The Judith Brassard Case (January 24, 2018)

Source: Le Soleil
Author: Marc Allard
January 24, 2018
Translation: Jasmine Soso (Original publication in French on December 22, 2017)


On her 9th Christmas spent in a Colombian prison, Judith Brassard received a gift in the form of hope.

Two NGO’s, one Canadian and one Colombian, recently filed an appeal for revision to the Supreme Court of Colombia in order to obtain the release of the Quebec woman being held for a crime she swears she didn’t commit.

The appeal contains new evidence.  That which will demonstrate that Ms. Brassard did not call for the murder of her Colombian spouse, Felipe Rojas Gnecco, an orthodontist, member of an influential family, who was assassinated while leaving his office in December 2006.

In the prison in Santa Marta, in Northern Colombia, where she has been incarcerated for almost a decade, Judith Brassard, has good morale.  “She’s positive.  She seems serene and is actively participating in her defense” emphasizes David Bertet, the president of the organization En Vero, who are working toward her freedom.

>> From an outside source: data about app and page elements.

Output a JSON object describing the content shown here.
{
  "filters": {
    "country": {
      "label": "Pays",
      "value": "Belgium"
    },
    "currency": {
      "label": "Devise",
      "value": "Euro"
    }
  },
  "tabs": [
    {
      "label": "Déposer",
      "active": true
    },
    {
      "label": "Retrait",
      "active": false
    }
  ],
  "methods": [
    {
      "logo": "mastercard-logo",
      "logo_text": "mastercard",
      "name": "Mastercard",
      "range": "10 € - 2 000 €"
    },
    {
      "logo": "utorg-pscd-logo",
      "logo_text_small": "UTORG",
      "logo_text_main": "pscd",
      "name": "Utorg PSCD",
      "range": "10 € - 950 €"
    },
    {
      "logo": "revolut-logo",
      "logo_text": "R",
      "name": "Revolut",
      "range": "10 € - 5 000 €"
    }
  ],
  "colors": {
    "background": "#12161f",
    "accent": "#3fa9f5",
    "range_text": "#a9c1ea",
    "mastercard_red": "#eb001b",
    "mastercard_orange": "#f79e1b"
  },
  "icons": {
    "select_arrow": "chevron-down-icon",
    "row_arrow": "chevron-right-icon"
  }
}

After two years of research, Mr. Bertet presented on Tuesday in Bogota, the capital of Colombia, evidence that demonstrates Judith Brassards innocence.  Among which, there is the testimony of a “person who has direct knowledge of the assassination of Felipe Rojas Gnecco.  Absolutely direct”, specifies the En Vero president, joined by Messenger during a stopover in Panama, while coming back from Colombia.

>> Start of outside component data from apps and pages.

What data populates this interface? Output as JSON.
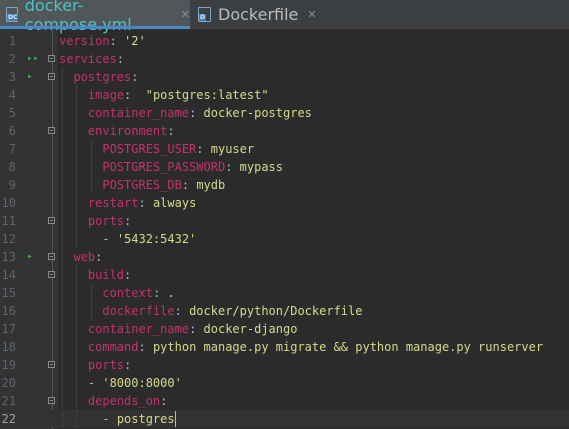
{
  "tabs": [
    {
      "label": "docker-compose.yml",
      "icon": "yaml-file-icon",
      "badge": "DC",
      "active": true
    },
    {
      "label": "Dockerfile",
      "icon": "dockerfile-icon",
      "badge": "D",
      "active": false
    }
  ],
  "tab_close_glyph": "✕",
  "run_glyph_double": "▸▸",
  "run_glyph": "▸",
  "colors": {
    "background": "#2b2b2b",
    "key": "#c6306f",
    "string": "#d7d98b",
    "value": "#a9b7c6",
    "line_number": "#606366",
    "run_marker": "#499c54"
  },
  "lines": [
    {
      "n": "1",
      "key": "version",
      "val": "'2'",
      "valtype": "s"
    },
    {
      "n": "2",
      "key": "services",
      "val": "",
      "valtype": "v"
    },
    {
      "n": "3",
      "key": "postgres",
      "val": "",
      "valtype": "v"
    },
    {
      "n": "4",
      "key": "image",
      "val": " \"postgres:latest\"",
      "valtype": "s"
    },
    {
      "n": "5",
      "key": "container_name",
      "val": "docker-postgres",
      "valtype": "s"
    },
    {
      "n": "6",
      "key": "environment",
      "val": "",
      "valtype": "v"
    },
    {
      "n": "7",
      "key": "POSTGRES_USER",
      "val": "myuser",
      "valtype": "s"
    },
    {
      "n": "8",
      "key": "POSTGRES_PASSWORD",
      "val": "mypass",
      "valtype": "s"
    },
    {
      "n": "9",
      "key": "POSTGRES_DB",
      "val": "mydb",
      "valtype": "s"
    },
    {
      "n": "10",
      "key": "restart",
      "val": "always",
      "valtype": "s"
    },
    {
      "n": "11",
      "key": "ports",
      "val": "",
      "valtype": "v"
    },
    {
      "n": "12",
      "key": "",
      "val": "'5432:5432'",
      "valtype": "s"
    },
    {
      "n": "13",
      "key": "web",
      "val": "",
      "valtype": "v"
    },
    {
      "n": "14",
      "key": "build",
      "val": "",
      "valtype": "v"
    },
    {
      "n": "15",
      "key": "context",
      "val": ".",
      "valtype": "s"
    },
    {
      "n": "16",
      "key": "dockerfile",
      "val": "docker/python/Dockerfile",
      "valtype": "s"
    },
    {
      "n": "17",
      "key": "container_name",
      "val": "docker-django",
      "valtype": "s"
    },
    {
      "n": "18",
      "key": "command",
      "val": "python manage.py migrate && python manage.py runserver",
      "valtype": "s"
    },
    {
      "n": "19",
      "key": "ports",
      "val": "",
      "valtype": "v"
    },
    {
      "n": "20",
      "key": "",
      "val": "'8000:8000'",
      "valtype": "s"
    },
    {
      "n": "21",
      "key": "depends_on",
      "val": "",
      "valtype": "v"
    },
    {
      "n": "22",
      "key": "",
      "val": "postgres",
      "valtype": "s"
    }
  ]
}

Favorable context

 At the end of this year, Colombian news could also be in favor of Judith Brassards case.  The former Supreme Court president, Leonidas Bustos, who had confirmed the conviction of the Quebec woman back in 2013, is at the center of a corruption scandal.

Bustos allegedly organized influence peddling in the Supreme Court and the judiciary.  He would pronounce favorable or unfavorable sentences to those who paid for it or didn’t.  “And we think that’s what happened in Judith’s case”, says Mr. Bertet.

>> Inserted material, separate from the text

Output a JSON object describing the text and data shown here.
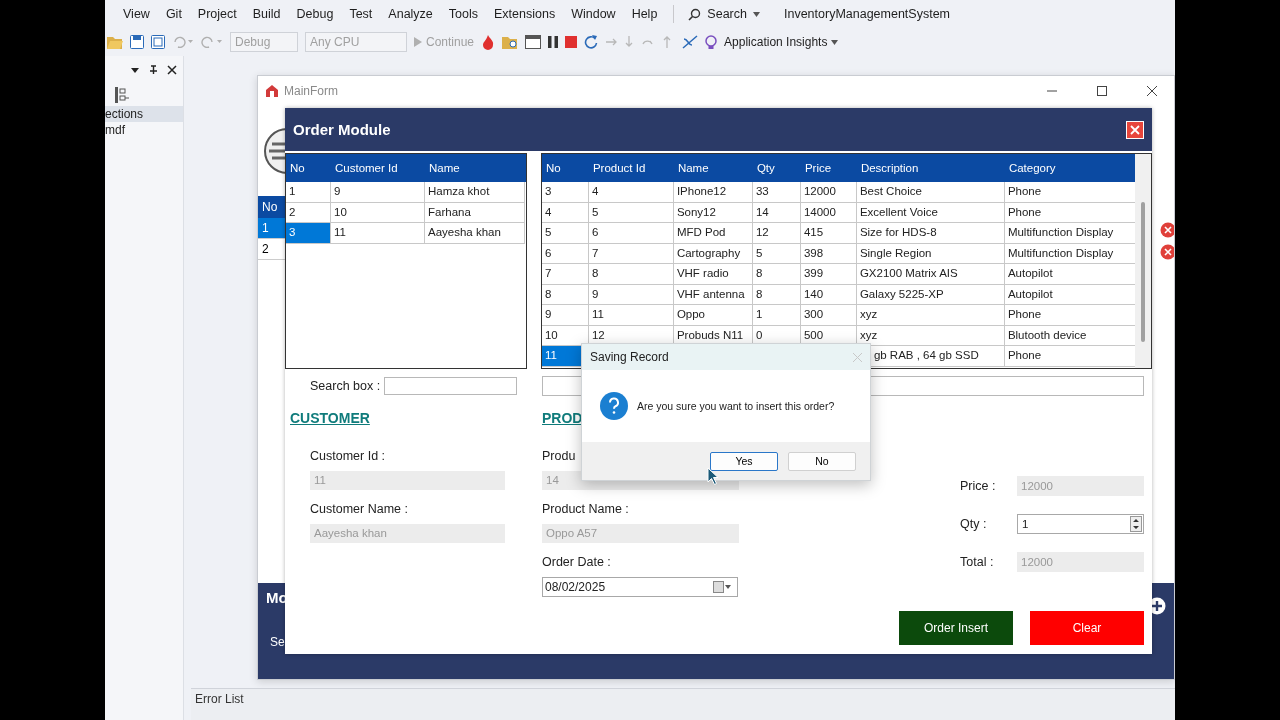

The appeal for revision in front of the Supreme Court represents a new possibility for Judith Brassards release, who has faced many setbacks in Colombian courts despite testimonies overturning her guilt.

A long saga

Judith Brassard and Felipe Rojas got married in Quebec in the mid 1990’s.  They then moved to Santa Marta, where they had two children.  At the time of the murder, in 2006, Ms. Brassard was found in Canada, after the spouses had just gotten divorced.

The murderer, Gabriel Ramirez Polo, and his accomplice were arrested a couple months later.  They admitted to have been engaged by former paramilitary, John Osorio, the latter being the husband of Katerine Pitre, a maid who Rojas had an extramarital relationship with.

The four of them were found guilty of murdering the husband of Judith Brassard and convicted of heavy prison sentences.

In Santa Marta’s prison for Women Judith Brassard lives in a cell along with four other female detainees.

Convened by the investigators as a witness, Ms. Brassard returned to Colombia.  She was finally arrested on August 27th 2008, based on new testimonies from the former paramilitary, and of the maid, who both accused her of having called for the death of Felipe, alleging that that the Quebec woman wanted to get her hands on the life insurance of the deceased, and have custody of the children.

Judith Brassard, was placed in preventive detention in the penitentiary center of Santa Marta.  In February 2009, she was convicted to 28 years in prison.  The sentence was confirmed on appeal in 2010, and by the Supreme Court in 2013.

Osario and Pitre however, retracted later.  But the North-Colombian justice decided not to dismiss their false testimonies, and to keep as the foundation of the conviction.

According to the organization En Vero, Felipe Rojas’ influential family openly expressed their desire that Judith Brassard be convicted.  They also reportedly carried out intense pressure to have her transferred to a high security prison, located more than 1000 km from Santa Marta, in order to prevent Ms. Brassard from having access to her children, who she sees once a week.

In prison, Judith Brassard lives in a cell with four other women.  She’s “considered a “model” prisoner” by the prison management, but after, there are jealousies and small pettiness that can sometimes can go far”, describes David Bertet.

The prison allows her to receive her own food, to avoid her being poisoned by someone who would want to eliminate her.

With the upcoming holidays, and her children’s birthdays, Judith Brassard always feels sad, mentions Mr. Bertet.  “That’s why we try to keep in contact as frequently as possible with the phone calls that she is allowed to make.  So she knows that people are thinking of her”